Research also has traced TGCT to fetal origins, with endocrine disruption in utero suspected of playing a key role in its pathogenesis.
For this study, Swartz and colleagues compiled a list of California's historic pesticide application for 22 EDPs from the California's Pesticide Use Reporting (PUR) database, in addition to the home addresses at birth of people who did and did not go on to develop testicular cancer.
The case-control study included 381 patients—336 nonseminomas and 44 seminomas—diagnosed with TGCT between the ages of 15 and 19 years from 1997 to 2011, obtained from the California Cancer Registry. Nonseminomas and seminomas represent the two basic types of testicular cancer. Results were compared to 762 otherwise healthy controls matched for birth year and race/ethnicity.
The statistical analysis included 15 high-volume EDPs to which 50 or more participants were exposed, accounting for the timing of pesticide application, histologic subtype, race/ethnicity, birth year, and neighborhood socioeconomic status.
As outlined in Swartz's presentation, some 48 percent of cases and 45 percent of controls lived within a 3 km radius of an EDP application in the year before birth. Nearby pesticide applications were greater among Latinos than non-Latinos for 13 of 15 EDPs; the median for total EDP application was 29 kg (5-135) for Latinos versus 11 kg (1-80) for non-Latinos.

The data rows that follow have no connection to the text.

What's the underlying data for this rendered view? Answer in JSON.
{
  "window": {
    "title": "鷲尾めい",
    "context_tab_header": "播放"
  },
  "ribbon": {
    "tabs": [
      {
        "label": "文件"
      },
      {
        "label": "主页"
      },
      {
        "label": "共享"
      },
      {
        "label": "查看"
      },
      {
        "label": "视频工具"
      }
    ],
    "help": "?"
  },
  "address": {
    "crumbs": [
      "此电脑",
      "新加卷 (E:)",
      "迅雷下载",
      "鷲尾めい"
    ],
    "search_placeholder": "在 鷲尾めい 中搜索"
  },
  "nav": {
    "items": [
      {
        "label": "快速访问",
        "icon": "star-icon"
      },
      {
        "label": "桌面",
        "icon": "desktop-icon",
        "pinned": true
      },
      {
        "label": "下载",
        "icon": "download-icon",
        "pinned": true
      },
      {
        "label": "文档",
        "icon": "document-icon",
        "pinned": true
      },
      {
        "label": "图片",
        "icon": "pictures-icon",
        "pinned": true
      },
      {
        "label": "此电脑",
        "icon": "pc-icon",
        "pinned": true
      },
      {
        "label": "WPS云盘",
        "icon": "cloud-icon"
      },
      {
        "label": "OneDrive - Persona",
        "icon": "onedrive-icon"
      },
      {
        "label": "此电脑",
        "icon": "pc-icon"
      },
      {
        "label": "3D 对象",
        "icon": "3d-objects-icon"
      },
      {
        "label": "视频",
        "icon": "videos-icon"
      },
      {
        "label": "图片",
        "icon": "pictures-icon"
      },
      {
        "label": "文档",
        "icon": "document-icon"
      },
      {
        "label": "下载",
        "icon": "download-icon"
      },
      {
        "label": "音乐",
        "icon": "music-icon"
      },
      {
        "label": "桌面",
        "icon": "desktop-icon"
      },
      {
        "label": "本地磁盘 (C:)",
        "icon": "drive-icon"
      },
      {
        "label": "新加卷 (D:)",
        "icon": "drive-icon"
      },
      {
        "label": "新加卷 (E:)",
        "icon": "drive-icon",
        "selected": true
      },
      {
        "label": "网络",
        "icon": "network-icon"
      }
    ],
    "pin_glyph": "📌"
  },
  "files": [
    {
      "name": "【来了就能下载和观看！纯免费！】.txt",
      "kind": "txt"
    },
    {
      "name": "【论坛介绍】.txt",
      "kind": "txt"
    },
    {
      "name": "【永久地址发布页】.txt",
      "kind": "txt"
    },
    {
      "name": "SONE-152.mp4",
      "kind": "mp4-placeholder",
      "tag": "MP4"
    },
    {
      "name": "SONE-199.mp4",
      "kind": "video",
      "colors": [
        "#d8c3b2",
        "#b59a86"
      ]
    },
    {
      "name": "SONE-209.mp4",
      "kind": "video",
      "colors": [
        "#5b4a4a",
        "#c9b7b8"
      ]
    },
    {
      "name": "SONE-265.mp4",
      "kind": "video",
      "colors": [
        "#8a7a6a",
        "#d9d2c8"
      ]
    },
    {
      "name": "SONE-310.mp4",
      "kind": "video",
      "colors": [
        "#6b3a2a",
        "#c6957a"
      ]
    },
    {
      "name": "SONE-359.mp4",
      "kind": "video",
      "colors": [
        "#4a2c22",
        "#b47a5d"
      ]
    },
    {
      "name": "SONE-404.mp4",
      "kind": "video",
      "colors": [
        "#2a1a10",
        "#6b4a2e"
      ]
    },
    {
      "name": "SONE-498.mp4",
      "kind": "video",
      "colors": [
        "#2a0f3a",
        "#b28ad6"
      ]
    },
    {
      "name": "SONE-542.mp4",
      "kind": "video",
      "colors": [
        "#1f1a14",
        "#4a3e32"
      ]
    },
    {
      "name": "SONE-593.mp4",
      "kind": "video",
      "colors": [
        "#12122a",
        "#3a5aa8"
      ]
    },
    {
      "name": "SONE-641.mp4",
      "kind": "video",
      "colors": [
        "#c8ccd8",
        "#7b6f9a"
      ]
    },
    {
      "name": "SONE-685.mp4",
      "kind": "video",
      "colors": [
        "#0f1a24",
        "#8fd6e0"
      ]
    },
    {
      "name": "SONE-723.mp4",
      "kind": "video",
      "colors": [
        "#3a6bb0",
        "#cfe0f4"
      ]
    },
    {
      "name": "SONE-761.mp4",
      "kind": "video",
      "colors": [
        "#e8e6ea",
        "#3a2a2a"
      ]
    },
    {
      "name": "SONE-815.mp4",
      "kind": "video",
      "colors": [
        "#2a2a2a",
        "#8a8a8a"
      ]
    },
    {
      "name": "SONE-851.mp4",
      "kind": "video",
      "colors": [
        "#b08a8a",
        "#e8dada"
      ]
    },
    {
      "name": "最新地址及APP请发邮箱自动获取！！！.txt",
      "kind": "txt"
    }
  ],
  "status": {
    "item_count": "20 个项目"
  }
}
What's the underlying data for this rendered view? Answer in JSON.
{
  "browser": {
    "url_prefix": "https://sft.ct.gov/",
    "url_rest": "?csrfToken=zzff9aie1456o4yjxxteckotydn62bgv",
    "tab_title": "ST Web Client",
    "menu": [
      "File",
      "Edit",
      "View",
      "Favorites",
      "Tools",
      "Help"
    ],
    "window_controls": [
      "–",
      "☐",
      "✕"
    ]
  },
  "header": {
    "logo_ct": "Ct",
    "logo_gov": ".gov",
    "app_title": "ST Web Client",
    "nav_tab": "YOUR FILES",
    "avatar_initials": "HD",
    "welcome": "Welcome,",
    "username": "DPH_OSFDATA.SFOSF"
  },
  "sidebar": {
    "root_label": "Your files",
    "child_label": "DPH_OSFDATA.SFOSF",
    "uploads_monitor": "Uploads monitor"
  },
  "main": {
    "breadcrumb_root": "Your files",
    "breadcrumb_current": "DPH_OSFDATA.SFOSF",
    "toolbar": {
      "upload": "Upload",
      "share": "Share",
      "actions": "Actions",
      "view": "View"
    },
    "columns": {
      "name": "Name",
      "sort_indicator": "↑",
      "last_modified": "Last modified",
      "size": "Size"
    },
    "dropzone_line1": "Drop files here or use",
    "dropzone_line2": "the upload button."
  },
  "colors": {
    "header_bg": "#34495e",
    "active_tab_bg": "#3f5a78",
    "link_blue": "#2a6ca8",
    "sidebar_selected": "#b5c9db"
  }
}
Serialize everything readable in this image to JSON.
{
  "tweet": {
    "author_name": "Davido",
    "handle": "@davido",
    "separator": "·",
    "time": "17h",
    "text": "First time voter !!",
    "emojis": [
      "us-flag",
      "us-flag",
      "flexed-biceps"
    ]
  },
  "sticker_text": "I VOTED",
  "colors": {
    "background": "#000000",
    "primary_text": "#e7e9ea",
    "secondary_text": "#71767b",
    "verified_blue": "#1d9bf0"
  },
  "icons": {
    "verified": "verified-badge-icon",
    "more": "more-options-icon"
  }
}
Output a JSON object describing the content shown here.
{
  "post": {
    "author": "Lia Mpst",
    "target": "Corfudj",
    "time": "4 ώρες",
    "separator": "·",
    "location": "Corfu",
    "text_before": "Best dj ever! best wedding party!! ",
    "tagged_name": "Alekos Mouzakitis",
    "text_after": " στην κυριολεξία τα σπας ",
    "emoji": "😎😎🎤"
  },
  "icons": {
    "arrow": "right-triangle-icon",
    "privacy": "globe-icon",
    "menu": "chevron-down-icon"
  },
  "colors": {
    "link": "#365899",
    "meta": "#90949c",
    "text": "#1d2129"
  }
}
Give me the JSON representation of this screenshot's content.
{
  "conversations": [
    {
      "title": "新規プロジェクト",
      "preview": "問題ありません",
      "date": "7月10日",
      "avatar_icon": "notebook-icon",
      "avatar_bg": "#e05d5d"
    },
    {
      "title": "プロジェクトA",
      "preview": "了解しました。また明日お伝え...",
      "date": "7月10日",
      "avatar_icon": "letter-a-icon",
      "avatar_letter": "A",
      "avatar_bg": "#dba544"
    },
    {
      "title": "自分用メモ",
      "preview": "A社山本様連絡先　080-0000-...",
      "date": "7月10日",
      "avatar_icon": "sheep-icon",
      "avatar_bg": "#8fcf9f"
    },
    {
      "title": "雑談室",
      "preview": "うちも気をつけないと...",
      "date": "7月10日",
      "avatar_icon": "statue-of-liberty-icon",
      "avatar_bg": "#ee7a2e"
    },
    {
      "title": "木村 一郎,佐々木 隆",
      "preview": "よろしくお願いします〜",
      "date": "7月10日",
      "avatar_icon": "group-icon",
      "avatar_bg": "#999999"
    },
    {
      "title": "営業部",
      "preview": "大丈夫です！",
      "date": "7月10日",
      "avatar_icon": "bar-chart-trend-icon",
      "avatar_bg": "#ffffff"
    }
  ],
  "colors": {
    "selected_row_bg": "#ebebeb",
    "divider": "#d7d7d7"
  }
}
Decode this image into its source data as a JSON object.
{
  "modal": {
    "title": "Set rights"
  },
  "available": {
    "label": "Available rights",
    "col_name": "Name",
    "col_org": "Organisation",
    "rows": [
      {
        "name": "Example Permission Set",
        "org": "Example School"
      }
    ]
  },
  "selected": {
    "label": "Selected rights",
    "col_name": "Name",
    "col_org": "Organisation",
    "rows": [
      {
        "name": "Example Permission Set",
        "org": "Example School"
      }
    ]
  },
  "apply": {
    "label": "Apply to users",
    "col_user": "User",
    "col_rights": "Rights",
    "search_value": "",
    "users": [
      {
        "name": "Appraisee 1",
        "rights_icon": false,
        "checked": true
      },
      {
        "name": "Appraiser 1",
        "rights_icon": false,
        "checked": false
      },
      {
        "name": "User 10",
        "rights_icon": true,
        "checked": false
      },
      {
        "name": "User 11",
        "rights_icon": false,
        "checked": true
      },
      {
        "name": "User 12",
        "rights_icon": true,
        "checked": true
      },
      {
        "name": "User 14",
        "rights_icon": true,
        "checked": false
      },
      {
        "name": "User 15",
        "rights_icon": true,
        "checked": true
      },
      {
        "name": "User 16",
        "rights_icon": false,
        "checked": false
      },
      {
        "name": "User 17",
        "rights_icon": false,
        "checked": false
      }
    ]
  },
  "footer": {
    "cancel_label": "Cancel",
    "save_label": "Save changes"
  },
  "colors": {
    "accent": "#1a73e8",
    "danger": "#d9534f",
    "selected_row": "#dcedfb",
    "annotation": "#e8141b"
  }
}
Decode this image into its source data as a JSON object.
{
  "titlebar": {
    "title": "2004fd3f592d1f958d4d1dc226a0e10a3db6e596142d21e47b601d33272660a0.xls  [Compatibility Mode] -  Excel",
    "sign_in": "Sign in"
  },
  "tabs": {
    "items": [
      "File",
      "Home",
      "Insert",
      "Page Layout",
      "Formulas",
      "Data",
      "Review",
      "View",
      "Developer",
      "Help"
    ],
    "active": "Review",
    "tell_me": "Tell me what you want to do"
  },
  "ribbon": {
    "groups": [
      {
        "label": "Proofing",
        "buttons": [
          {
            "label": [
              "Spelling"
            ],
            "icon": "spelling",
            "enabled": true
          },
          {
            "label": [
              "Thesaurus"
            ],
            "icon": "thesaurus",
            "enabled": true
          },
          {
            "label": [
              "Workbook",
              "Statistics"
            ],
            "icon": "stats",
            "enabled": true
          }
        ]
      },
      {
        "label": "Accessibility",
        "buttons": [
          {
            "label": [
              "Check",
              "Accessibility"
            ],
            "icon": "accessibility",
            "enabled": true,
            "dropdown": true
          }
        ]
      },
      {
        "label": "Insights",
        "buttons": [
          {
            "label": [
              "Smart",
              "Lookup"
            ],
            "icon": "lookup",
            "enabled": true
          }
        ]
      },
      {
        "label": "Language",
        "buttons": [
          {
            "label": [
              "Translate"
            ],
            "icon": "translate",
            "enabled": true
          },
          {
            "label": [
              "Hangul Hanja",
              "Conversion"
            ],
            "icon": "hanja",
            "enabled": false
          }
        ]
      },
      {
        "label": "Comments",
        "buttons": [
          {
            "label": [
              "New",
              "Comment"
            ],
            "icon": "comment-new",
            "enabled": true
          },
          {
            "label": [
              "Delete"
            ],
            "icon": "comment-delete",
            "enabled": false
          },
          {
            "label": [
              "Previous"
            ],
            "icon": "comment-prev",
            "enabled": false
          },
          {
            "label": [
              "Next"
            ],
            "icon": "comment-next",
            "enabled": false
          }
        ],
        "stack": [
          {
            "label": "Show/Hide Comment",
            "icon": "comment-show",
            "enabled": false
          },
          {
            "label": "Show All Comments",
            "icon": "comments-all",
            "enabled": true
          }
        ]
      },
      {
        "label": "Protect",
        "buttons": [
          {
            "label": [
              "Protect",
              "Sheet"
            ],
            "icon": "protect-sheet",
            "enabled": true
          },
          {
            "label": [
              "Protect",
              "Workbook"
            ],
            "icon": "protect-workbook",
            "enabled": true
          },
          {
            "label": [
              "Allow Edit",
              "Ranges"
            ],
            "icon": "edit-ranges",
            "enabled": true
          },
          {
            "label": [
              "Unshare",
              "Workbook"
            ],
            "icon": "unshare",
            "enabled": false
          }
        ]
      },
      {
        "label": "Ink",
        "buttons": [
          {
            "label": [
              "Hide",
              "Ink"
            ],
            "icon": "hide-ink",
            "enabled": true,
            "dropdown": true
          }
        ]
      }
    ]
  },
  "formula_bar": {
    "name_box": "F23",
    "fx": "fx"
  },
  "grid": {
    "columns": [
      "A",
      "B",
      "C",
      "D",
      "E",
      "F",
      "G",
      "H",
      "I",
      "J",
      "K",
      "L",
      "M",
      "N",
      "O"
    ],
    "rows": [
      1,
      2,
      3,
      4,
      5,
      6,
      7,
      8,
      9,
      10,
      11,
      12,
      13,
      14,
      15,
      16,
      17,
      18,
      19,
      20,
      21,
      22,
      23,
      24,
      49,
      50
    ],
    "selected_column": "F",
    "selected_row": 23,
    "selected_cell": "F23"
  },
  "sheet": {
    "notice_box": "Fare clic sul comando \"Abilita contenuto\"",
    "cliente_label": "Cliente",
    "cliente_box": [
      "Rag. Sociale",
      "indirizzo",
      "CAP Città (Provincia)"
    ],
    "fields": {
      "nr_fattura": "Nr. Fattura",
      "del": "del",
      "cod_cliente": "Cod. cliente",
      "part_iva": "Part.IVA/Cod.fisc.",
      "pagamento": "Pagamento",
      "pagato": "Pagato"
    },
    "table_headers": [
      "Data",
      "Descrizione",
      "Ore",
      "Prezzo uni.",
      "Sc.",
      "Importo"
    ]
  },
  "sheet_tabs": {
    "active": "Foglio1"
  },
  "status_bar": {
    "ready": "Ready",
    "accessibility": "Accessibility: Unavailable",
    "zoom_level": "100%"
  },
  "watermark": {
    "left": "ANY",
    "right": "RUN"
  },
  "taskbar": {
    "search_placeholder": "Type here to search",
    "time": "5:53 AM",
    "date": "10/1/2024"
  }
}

Pesticide applications were also greater for 14 of 15 EDPs for those born after 1990—the period of time with complete PUR reporting—than before 1990.
The results showed an increased risk of TGCT associated with acephate (OR: 1.1, 95%, CI, 1-1.2) and (OR 1.3, 95% CI, 1-1.7) for continuous or low doses over a long period of time, and binary (acephate plus another pesticide) exposures, respectively.
When stratified for ethnicity, risk remained elevated for acephate application among 614 Latino participants (OR for continuous exposure model = 1.1; 95% CI, 1-1.2) and 504 non-Latino participants for pesticides containing carbonyl (OR=1.2; 95% Cim 1-13) and copper sulfate (OR=1.1, 95% CI, 1-1.3).
All other EDPs analyzed in the study had null results in all categories. Attributable risk was also calculated using a no-or-low versus high nearby EDP application rather than a continuous exposure.
“Acephate in the post 1990-only subgroup showed an especially high population attributable risk percentage of about 10.2,” said Swartz.
Any reason why acephate appeared to be riskier than other EDPs mentioned in the study? Swartz said many studies in rats and mice models, and one in human sperm cells, demonstrate that acephate disrupts male reproductive system development and function.
“However, similar results have been published for many of the pesticides we investigated in this study (which is, after all, why they were classified as endocrine disrupters in the first place),” he said. “Beyond biochemical mechanisms, it is also possible that there is something peculiar about acephate's distribution in the environment that could set it apart from other endocrine-disrupting pesticides risk wide.”
Swartz noted their retrospective study, the first of its kind to assess geospatial proximity to EDPs and TGCT risk, especially among Latinos, had some limitations.
“Limitations include the fact that application doesn't necessarily equal exposure,” he said. “There may have been under-reporting prior to 1990, which might bias our result toward the null. EDP combination effects were not assessed.”
As for next steps, Swartz said he hoped other studies, particularly prospective studies, would focus on testicular cancer's relationship to exposure to EDPs, so the latter can be assessed more accurately.
“Also, specifically, acephate's effects on reproductive health should be investigated more thoroughly in both humans and animals,” he concluded.
Warren Froelich is a contributing writer.